---- Data for review
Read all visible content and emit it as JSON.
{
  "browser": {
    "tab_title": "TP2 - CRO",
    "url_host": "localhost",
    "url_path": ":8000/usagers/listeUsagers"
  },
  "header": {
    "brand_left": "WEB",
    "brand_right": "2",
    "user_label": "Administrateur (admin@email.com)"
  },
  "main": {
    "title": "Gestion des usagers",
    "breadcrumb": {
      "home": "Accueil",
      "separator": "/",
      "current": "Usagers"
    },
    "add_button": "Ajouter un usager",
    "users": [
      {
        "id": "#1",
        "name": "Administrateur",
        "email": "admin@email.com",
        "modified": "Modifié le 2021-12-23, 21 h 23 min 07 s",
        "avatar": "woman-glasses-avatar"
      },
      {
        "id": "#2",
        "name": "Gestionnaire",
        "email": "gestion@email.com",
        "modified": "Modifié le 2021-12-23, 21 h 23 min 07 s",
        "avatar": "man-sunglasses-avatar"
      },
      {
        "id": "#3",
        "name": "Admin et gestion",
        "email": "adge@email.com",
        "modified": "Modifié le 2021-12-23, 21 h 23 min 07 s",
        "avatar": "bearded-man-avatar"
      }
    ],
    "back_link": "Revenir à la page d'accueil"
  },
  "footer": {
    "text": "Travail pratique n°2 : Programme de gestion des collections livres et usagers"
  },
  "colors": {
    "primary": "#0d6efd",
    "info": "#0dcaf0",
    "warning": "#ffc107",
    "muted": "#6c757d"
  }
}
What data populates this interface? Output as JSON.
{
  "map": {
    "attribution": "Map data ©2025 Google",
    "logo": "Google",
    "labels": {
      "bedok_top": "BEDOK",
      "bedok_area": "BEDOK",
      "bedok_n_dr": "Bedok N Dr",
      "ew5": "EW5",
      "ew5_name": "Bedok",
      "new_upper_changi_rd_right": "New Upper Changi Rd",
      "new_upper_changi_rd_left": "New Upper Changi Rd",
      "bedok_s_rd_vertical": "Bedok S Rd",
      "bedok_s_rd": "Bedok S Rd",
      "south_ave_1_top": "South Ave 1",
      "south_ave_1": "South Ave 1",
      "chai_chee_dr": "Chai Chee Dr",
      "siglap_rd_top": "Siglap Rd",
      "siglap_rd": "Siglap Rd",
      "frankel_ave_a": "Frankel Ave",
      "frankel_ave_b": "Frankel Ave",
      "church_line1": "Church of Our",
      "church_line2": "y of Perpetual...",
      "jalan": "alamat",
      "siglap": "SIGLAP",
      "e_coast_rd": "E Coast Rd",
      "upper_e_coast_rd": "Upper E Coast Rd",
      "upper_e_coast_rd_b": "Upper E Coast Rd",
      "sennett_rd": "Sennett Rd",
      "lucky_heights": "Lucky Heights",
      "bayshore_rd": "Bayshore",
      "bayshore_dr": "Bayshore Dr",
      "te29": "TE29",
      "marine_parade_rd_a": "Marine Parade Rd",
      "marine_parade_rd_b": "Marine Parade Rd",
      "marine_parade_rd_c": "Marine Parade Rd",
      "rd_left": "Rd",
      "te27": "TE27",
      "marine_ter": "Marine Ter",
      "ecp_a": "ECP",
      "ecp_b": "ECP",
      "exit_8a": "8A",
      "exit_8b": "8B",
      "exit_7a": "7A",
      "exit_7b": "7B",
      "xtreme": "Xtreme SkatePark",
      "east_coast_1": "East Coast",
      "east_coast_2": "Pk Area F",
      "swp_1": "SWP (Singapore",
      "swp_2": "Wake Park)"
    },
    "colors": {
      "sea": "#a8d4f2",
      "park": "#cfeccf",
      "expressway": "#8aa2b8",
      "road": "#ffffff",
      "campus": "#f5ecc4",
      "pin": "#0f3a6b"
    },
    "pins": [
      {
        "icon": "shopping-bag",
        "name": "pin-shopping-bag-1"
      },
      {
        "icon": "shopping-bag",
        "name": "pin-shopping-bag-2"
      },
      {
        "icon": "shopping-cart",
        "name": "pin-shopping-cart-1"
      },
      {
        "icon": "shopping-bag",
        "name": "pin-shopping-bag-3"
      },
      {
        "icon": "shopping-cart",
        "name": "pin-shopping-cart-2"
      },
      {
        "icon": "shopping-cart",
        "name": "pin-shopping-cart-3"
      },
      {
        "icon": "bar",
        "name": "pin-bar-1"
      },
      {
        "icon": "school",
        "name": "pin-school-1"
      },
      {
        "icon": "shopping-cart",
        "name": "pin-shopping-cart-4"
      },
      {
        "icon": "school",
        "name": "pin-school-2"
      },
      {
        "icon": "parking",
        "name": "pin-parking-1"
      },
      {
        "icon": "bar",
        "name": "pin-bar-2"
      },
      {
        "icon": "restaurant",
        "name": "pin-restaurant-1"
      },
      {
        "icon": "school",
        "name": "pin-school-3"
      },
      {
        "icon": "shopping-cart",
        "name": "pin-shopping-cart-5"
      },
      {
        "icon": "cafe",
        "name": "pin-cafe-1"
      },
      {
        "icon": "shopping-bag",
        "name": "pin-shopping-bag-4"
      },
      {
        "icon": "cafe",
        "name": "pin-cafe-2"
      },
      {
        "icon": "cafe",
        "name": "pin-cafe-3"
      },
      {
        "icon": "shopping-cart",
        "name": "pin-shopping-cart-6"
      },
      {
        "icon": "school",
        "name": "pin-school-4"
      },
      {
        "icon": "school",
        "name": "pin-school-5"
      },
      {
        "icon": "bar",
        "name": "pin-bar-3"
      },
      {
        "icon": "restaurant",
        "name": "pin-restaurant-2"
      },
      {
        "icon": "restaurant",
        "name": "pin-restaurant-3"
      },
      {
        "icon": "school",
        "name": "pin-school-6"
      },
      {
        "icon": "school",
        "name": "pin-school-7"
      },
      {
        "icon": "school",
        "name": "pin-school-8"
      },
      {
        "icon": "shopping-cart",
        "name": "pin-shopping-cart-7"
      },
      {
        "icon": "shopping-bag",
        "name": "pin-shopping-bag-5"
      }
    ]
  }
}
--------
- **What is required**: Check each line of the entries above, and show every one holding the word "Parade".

- **Exercise solution**:
      "marine_parade_rd_a": "Marine Parade Rd",
      "marine_parade_rd_b": "Marine Parade Rd",
      "marine_parade_rd_c": "Marine Parade Rd",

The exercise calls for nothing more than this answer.